Swordfish are found in warm, deep parts of the ocean around the world. Anglers often target them because they make a tasty meal and put up quite a fight when caught. The best methods to use to catch them are bottom fishing, drifting, and night fishing.
How to identify Swordfish
The swordfish is the largest of the broadbill fish species. It smooth, flat and has sword-like bills. It uses its bill to kill prey and defend against predators. The dorsal and pectoral fins of the swordfish are non-retractable. There is large caudal keel on either side of the caudal peduncle just before the tail.
Coloring along the back and sides of the swordfish varies from shades of browns, grays, blues, and even purple, while their underbelly is typically a dirty white or light brown.
Adult swordfish lack scales and ventral fins. These are massive fish. When fully mature, they can reach over 12 feet in length and 1,000 pounds.
- Long, wide sword-like upper bill
- Large eyes
- First dorsal fin tall and rigid
- Back is brown to purple color
- Underbelly white to light brown
- Keel on sides of caudal peduncle
- Lack pelvic fins, scales and teeth
Where to catch Swordfish
Swordfish are found around the globe in warm waters at depths of 3,000 feet or more. Females generally prefer cooler, deeper water along coral banks and canyons. During spawning, female swordfish are often seen in warm water, where the males prefer to stay. These fish are solitary and migratory.
The following are habitats where you can catch Swordfish:
How to catch Swordfish
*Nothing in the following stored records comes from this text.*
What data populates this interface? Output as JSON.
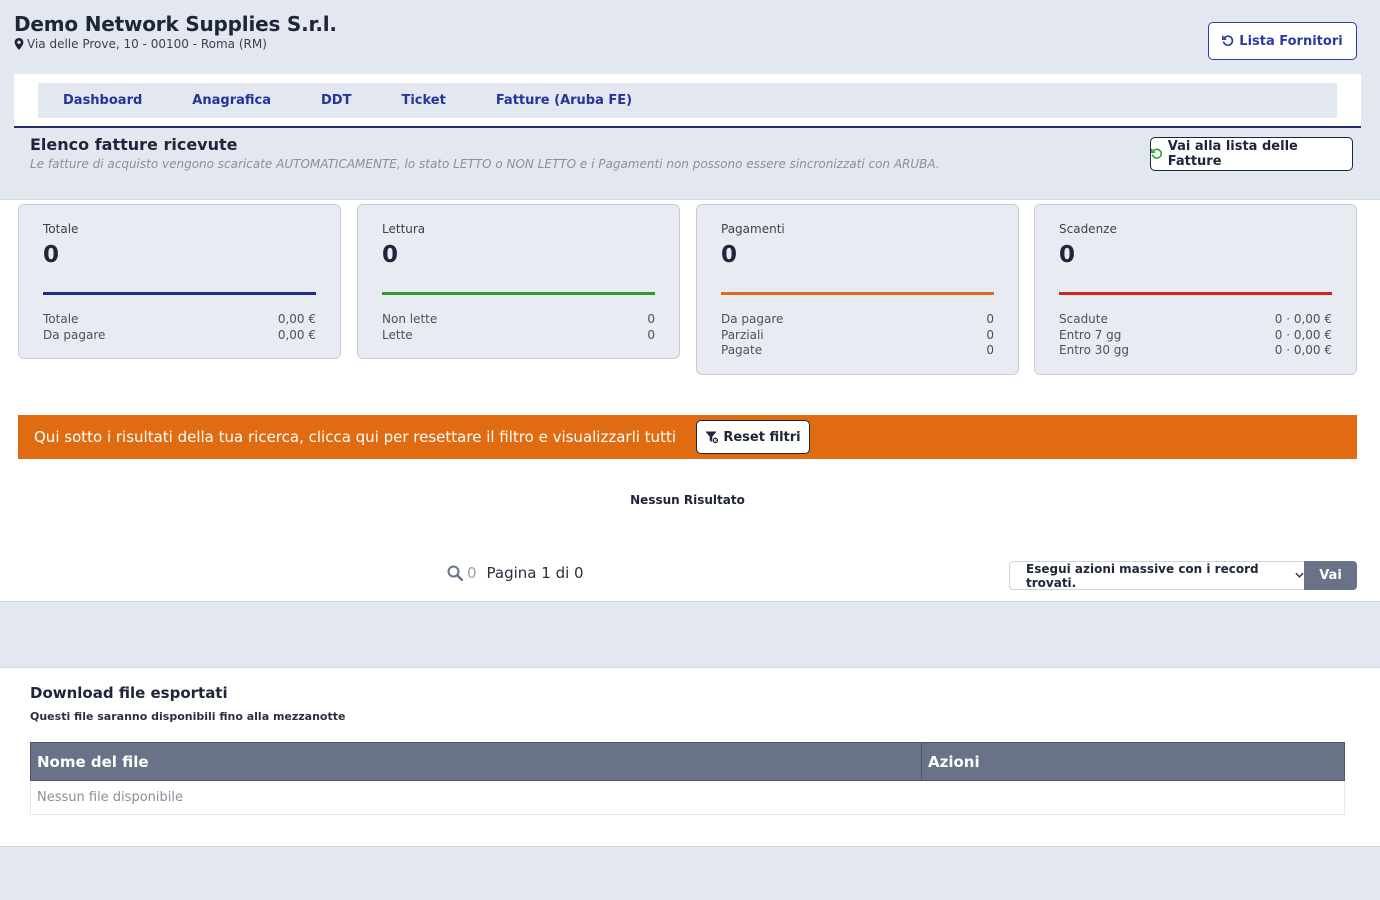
{
  "header": {
    "company_name": "Demo Network Supplies S.r.l.",
    "address": "Via delle Prove, 10 - 00100 - Roma (RM)",
    "fornitori_button": "Lista Fornitori"
  },
  "nav": {
    "tabs": [
      "Dashboard",
      "Anagrafica",
      "DDT",
      "Ticket",
      "Fatture (Aruba FE)"
    ]
  },
  "section": {
    "title": "Elenco fatture ricevute",
    "subtitle": "Le fatture di acquisto vengono scaricate AUTOMATICAMENTE, lo stato LETTO o NON LETTO e i Pagamenti non possono essere sincronizzati con ARUBA.",
    "fatture_button": "Vai alla lista delle Fatture"
  },
  "cards": [
    {
      "title": "Totale",
      "value": "0",
      "color": "#1e2c8e",
      "rows": [
        {
          "label": "Totale",
          "value": "0,00 €"
        },
        {
          "label": "Da pagare",
          "value": "0,00 €"
        }
      ]
    },
    {
      "title": "Lettura",
      "value": "0",
      "color": "#2f9b2f",
      "rows": [
        {
          "label": "Non lette",
          "value": "0"
        },
        {
          "label": "Lette",
          "value": "0"
        }
      ]
    },
    {
      "title": "Pagamenti",
      "value": "0",
      "color": "#dd6a1e",
      "rows": [
        {
          "label": "Da pagare",
          "value": "0"
        },
        {
          "label": "Parziali",
          "value": "0"
        },
        {
          "label": "Pagate",
          "value": "0"
        }
      ]
    },
    {
      "title": "Scadenze",
      "value": "0",
      "color": "#c92a1c",
      "rows": [
        {
          "label": "Scadute",
          "value": "0 · 0,00 €"
        },
        {
          "label": "Entro 7 gg",
          "value": "0 · 0,00 €"
        },
        {
          "label": "Entro 30 gg",
          "value": "0 · 0,00 €"
        }
      ]
    }
  ],
  "banner": {
    "text": "Qui sotto i risultati della tua ricerca, clicca qui per resettare il filtro e visualizzarli tutti",
    "reset_button": "Reset filtri",
    "color": "#e06b10"
  },
  "results": {
    "empty_text": "Nessun Risultato",
    "count": "0",
    "pagination": "Pagina 1 di 0",
    "bulk_select": "Esegui azioni massive con i record trovati.",
    "go_button": "Vai"
  },
  "downloads": {
    "title": "Download file esportati",
    "subtitle": "Questi file saranno disponibili fino alla mezzanotte",
    "columns": [
      "Nome del file",
      "Azioni"
    ],
    "empty_text": "Nessun file disponibile"
  }
}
The best technique for catching them during the day is bottom fishing. At night, trolling or drifting can be very effective for catching swordfish. Another effective method to try is saltwater trolling. Anglers should look for swordfish in deep water near underwater canyons and valleys. At night swordfish can be captured by drift fishing at 350 feet over inshore humps and canyons. Peak fishing season for swordfish is during the fall. Swordfish are skittish of moving boats. Their fins sometimes stick out of the water when they float near the surface looking for warmth, which can make them an easy target for watchful anglers. They normally won’t strike at bait unless it’s repeatedly put before them. Hooking them can be challenging because they have soft mouths. To compensate, anglers should drag lower. Before an angler can fish for one of these behemoths, they must first obtain a special permit for highly migratory species.
Drift fishing during the night using natural bait, such as whole squid, is an effective method for catching Swordfish. If you want to improve your catch rate, add a small light stick just above the hook.
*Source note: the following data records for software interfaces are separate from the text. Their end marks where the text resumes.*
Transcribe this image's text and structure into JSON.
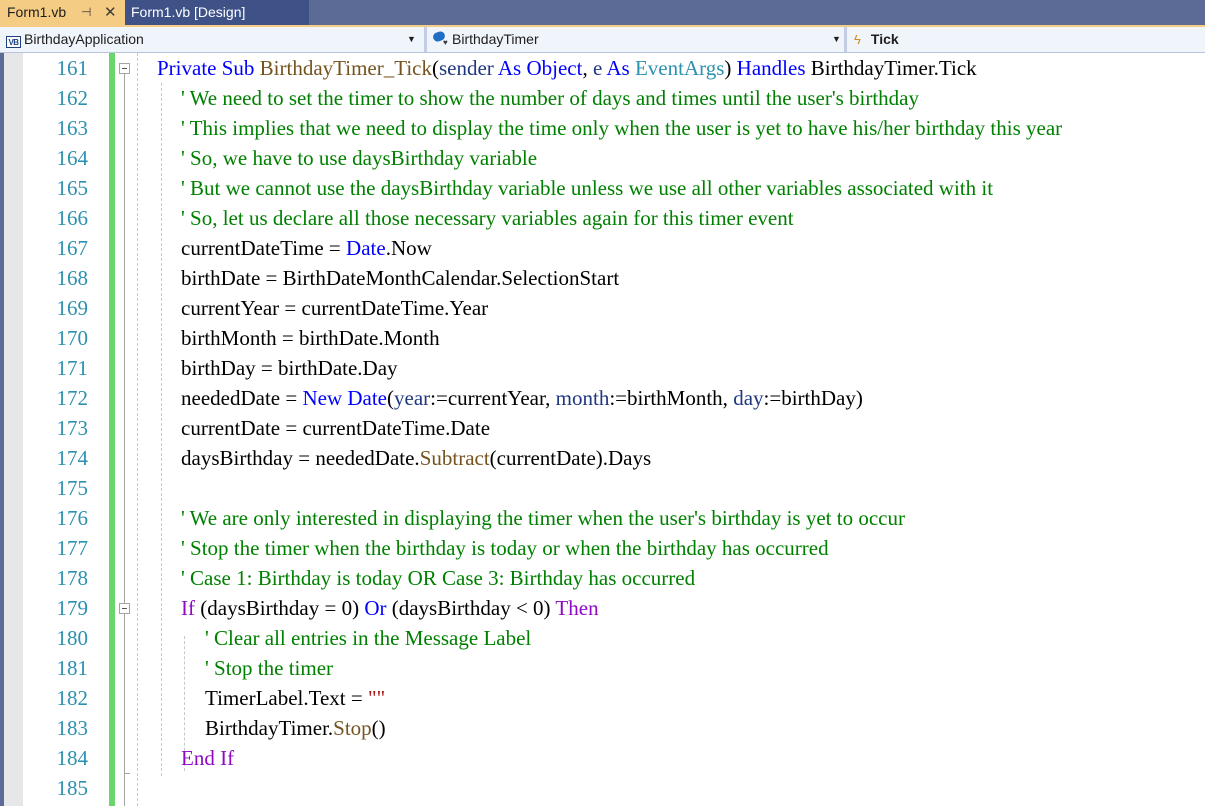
{
  "tabs": [
    {
      "label": "Form1.vb",
      "active": true,
      "pin_icon": "pin-icon",
      "close_icon": "close-icon"
    },
    {
      "label": "Form1.vb [Design]",
      "active": false
    }
  ],
  "navbar": {
    "project": {
      "icon": "vb-project-icon",
      "icon_text": "VB",
      "label": "BirthdayApplication"
    },
    "object": {
      "icon": "timer-component-icon",
      "label": "BirthdayTimer"
    },
    "event": {
      "icon": "lightning-event-icon",
      "label": "Tick"
    }
  },
  "colors": {
    "keyword": "#0000ff",
    "control_keyword": "#8f08c4",
    "comment": "#008000",
    "method": "#74531f",
    "type": "#2b91af",
    "parameter": "#1f377f",
    "string": "#a31515",
    "line_number": "#2b91af",
    "change_bar": "#6bd46b",
    "active_tab": "#f5cc84",
    "tab_strip": "#5c6b95"
  },
  "editor": {
    "line_numbers": [
      "161",
      "162",
      "163",
      "164",
      "165",
      "166",
      "167",
      "168",
      "169",
      "170",
      "171",
      "172",
      "173",
      "174",
      "175",
      "176",
      "177",
      "178",
      "179",
      "180",
      "181",
      "182",
      "183",
      "184",
      "185"
    ],
    "lines": [
      {
        "indent": 0,
        "tokens": [
          [
            "kw",
            "Private"
          ],
          [
            "",
            " "
          ],
          [
            "kw",
            "Sub"
          ],
          [
            "",
            " "
          ],
          [
            "fn",
            "BirthdayTimer_Tick"
          ],
          [
            "",
            "("
          ],
          [
            "pm",
            "sender"
          ],
          [
            "",
            " "
          ],
          [
            "kw",
            "As"
          ],
          [
            "",
            " "
          ],
          [
            "kw",
            "Object"
          ],
          [
            "",
            ", "
          ],
          [
            "pm",
            "e"
          ],
          [
            "",
            " "
          ],
          [
            "kw",
            "As"
          ],
          [
            "",
            " "
          ],
          [
            "ty",
            "EventArgs"
          ],
          [
            "",
            ") "
          ],
          [
            "kw",
            "Handles"
          ],
          [
            "",
            " BirthdayTimer.Tick"
          ]
        ]
      },
      {
        "indent": 1,
        "tokens": [
          [
            "cm",
            "' We need to set the timer to show the number of days and times until the user's birthday"
          ]
        ]
      },
      {
        "indent": 1,
        "tokens": [
          [
            "cm",
            "' This implies that we need to display the time only when the user is yet to have his/her birthday this year"
          ]
        ]
      },
      {
        "indent": 1,
        "tokens": [
          [
            "cm",
            "' So, we have to use daysBirthday variable"
          ]
        ]
      },
      {
        "indent": 1,
        "tokens": [
          [
            "cm",
            "' But we cannot use the daysBirthday variable unless we use all other variables associated with it"
          ]
        ]
      },
      {
        "indent": 1,
        "tokens": [
          [
            "cm",
            "' So, let us declare all those necessary variables again for this timer event"
          ]
        ]
      },
      {
        "indent": 1,
        "tokens": [
          [
            "",
            "currentDateTime = "
          ],
          [
            "kw",
            "Date"
          ],
          [
            "",
            ".Now"
          ]
        ]
      },
      {
        "indent": 1,
        "tokens": [
          [
            "",
            "birthDate = BirthDateMonthCalendar.SelectionStart"
          ]
        ]
      },
      {
        "indent": 1,
        "tokens": [
          [
            "",
            "currentYear = currentDateTime.Year"
          ]
        ]
      },
      {
        "indent": 1,
        "tokens": [
          [
            "",
            "birthMonth = birthDate.Month"
          ]
        ]
      },
      {
        "indent": 1,
        "tokens": [
          [
            "",
            "birthDay = birthDate.Day"
          ]
        ]
      },
      {
        "indent": 1,
        "tokens": [
          [
            "",
            "neededDate = "
          ],
          [
            "kw",
            "New"
          ],
          [
            "",
            " "
          ],
          [
            "kw",
            "Date"
          ],
          [
            "",
            "("
          ],
          [
            "pm",
            "year"
          ],
          [
            "",
            ":=currentYear, "
          ],
          [
            "pm",
            "month"
          ],
          [
            "",
            ":=birthMonth, "
          ],
          [
            "pm",
            "day"
          ],
          [
            "",
            ":=birthDay)"
          ]
        ]
      },
      {
        "indent": 1,
        "tokens": [
          [
            "",
            "currentDate = currentDateTime.Date"
          ]
        ]
      },
      {
        "indent": 1,
        "tokens": [
          [
            "",
            "daysBirthday = neededDate."
          ],
          [
            "fn",
            "Subtract"
          ],
          [
            "",
            "(currentDate).Days"
          ]
        ]
      },
      {
        "indent": 1,
        "tokens": []
      },
      {
        "indent": 1,
        "tokens": [
          [
            "cm",
            "' We are only interested in displaying the timer when the user's birthday is yet to occur"
          ]
        ]
      },
      {
        "indent": 1,
        "tokens": [
          [
            "cm",
            "' Stop the timer when the birthday is today or when the birthday has occurred"
          ]
        ]
      },
      {
        "indent": 1,
        "tokens": [
          [
            "cm",
            "' Case 1: Birthday is today OR Case 3: Birthday has occurred"
          ]
        ]
      },
      {
        "indent": 1,
        "tokens": [
          [
            "ctl",
            "If"
          ],
          [
            "",
            " (daysBirthday = 0) "
          ],
          [
            "kw",
            "Or"
          ],
          [
            "",
            " (daysBirthday < 0) "
          ],
          [
            "ctl",
            "Then"
          ]
        ]
      },
      {
        "indent": 2,
        "tokens": [
          [
            "cm",
            "' Clear all entries in the Message Label"
          ]
        ]
      },
      {
        "indent": 2,
        "tokens": [
          [
            "cm",
            "' Stop the timer"
          ]
        ]
      },
      {
        "indent": 2,
        "tokens": [
          [
            "",
            "TimerLabel.Text = "
          ],
          [
            "str",
            "\"\""
          ]
        ]
      },
      {
        "indent": 2,
        "tokens": [
          [
            "",
            "BirthdayTimer."
          ],
          [
            "fn",
            "Stop"
          ],
          [
            "",
            "()"
          ]
        ]
      },
      {
        "indent": 1,
        "tokens": [
          [
            "ctl",
            "End If"
          ]
        ]
      },
      {
        "indent": 1,
        "tokens": []
      }
    ]
  }
}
The following are effective fishing methods and techniques for catching Swordfish:
Best Lures, Bait & Tackle to catch Swordfish
Live baits, such as squid, bonito, Spanish mackerel, eel, mullet, herring, and tuna work well for catching swordfish. Improve your catch rate by adding a lightstick to the line just above the hook.
The following are fishing lures, bait and tackle that can be used to catch Swordfish: